In 1745 William Hogarth published a subscription ticket for his great engraving David Garrick as Richard III. The illustration on the ticket, which is essentially an ephemeral print, shows a laurelled scroll, a palette and a tragic mask threaded onto a single ribbon. In a neat visual shorthand, Hogarth carefully links himself with Shakespeare and Garrick. These three figures are the main subjects of Robin Simon’s wide-ranging and fascinating book. Shakespeare, Hogarth & Garrick examines the genre of 18th-century theatrical portraiture to unpick the relationships between actors and artists. Simon’s text combines a rich and immersive knowledge of the allied worlds of theatre and studio with close looking, an underrated discipline. His approach yields fascinating rewards. Take Hogarth’s depiction of Garrick en rôle as Richard III. Much critical ink has been spilt on the picture, now in the Walker Art Gallery, Liverpool, and Hogarth’s attempt to transform a contemporary portrait into a history painting. The composition is filled with details: for instance, the tents behind Richard, with armed figures seated round a fire. It is a feature that cannot be found in Shakespeare’s text but, as Simon explains, depicts lines from the play as performed by Garrick. This was a hybrid work written by Colley Cibber, who borrowed scenes from 3 Henry VI, ideas from Macbeth and, in the case of the soldiers who ‘by their Fires of Watch/With Patience sit, and inly ruminate/The Morning’s Danger’, a scene from Henry V set on the eve of Agincourt. The source is important because it informed Hogarth’s portrait: Cibber’s amendments turned Richard from villain into flawed hero.
This handsome and well-illustrated book originated as the prestigious Paul Mellon Lectures, given by Simon in London and New Haven in 2013. Consisting of nine chapters, it offers a highly suggestive guide to the ways in which the Georgian stage inflected British art. The first chapter provides a useful account of the theatre in 18th-century London and includes a discussion of the entertainments mounted in booths at Southwark Fair, the subject of a 1733 painting by Hogarth. In a fresh interpretation of that painting – which was engraved as part of the subscription for A Harlot’s Progress – Simon argues that ‘Hogarth’s narrative sense, the very shape of his progresses, had been formed or at the very least inspired by his own experience of watching drolls’.

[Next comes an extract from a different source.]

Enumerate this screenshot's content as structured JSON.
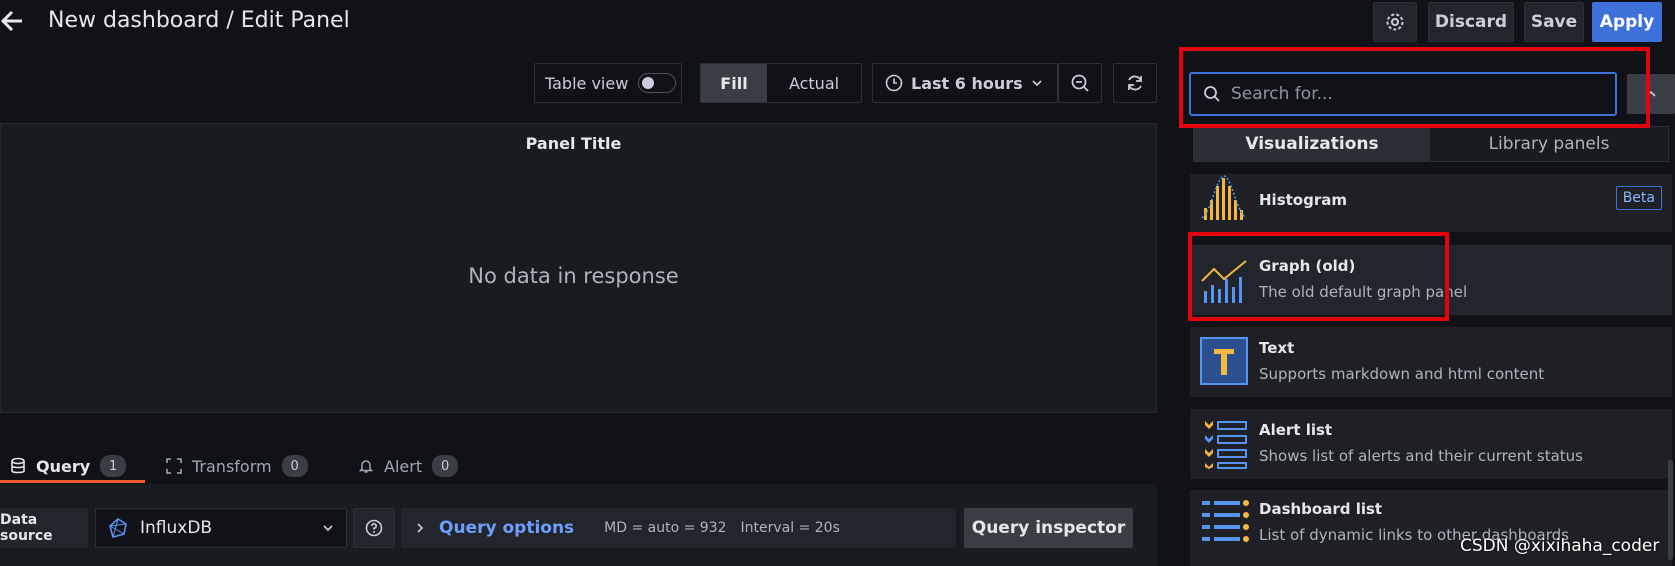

At the heart of the book is an expert account of theatrical portraiture in Georgian Britain. This peculiarly British genre encompasses works which sit at the intersection of reportage, portraiture and history painting, providing myriad traps of interpretation for the uninitiated. As Simon explains, these paintings were not